The Australian Government’s publication, The Whole Journey guide is the result of a consultation process early in 2017. This is a guide for thinking beyond compliance to create accessible public transport journeys. With over 50 pages it is comprehensive and a useful document for planners, designers, policy makers, certifiers, operators and users of public transport. The key message is that standards provide minimum requirements, but “there is a great deal more to accessibility than just compliance with the standards.” There are links to other useful documents in the publication. George Xinos writes in Sourceable that another review of Transport Standards is due soon.
Citing the National Disability Strategy, the Guide explains universal design by referencing Audirac’s article Accessing Transit as Universal Design, (2008), which is in the context of the American’s with Disabilities Act.
Accessible design: designing for equal useability for people with a diversity of abilities with regard to mobility, facilities, devices and services, and incorporating disability access standards.
Inclusive design: designing products and services for the needs of the widest possible audience, irrespective of age or ability.
User-centred design: placing users’ perspectives and needs at the centre of the design process
Barrier-free design: constructing or retro-fitting infrastructure and vehicles to eliminate barriers and obstacles that would otherwise restrict the range of users and purposes for which the space can be used
Trans-generational design: improving quality of life for people of all ages and abilities, both now and into the future
Assistive technology: engineering that enables people with a range of abilities to complete tasks by enhancing physical, sensory and cognitive abilities

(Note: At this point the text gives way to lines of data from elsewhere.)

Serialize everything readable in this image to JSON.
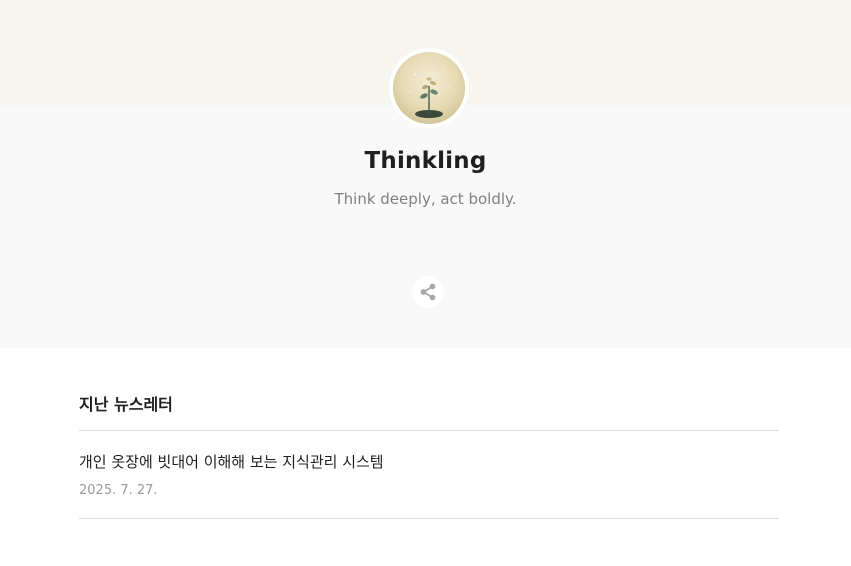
{
  "profile": {
    "name": "Thinkling",
    "tagline": "Think deeply, act boldly.",
    "avatar_icon": "sprout-icon"
  },
  "share": {
    "icon": "share-icon"
  },
  "newsletters": {
    "heading": "지난 뉴스레터",
    "items": [
      {
        "title": "개인 옷장에 빗대어 이해해 보는 지식관리 시스템",
        "date": "2025. 7. 27."
      }
    ]
  },
  "colors": {
    "banner": "#f7f5ef",
    "hero": "#f9f9f9",
    "text": "#1f1f1f",
    "muted": "#808080"
  }
}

Audirac’s publication is almost ten years old, but the list adds to the notion that universal design embraces diversity, and should therefore embrace diverse ways of explaining it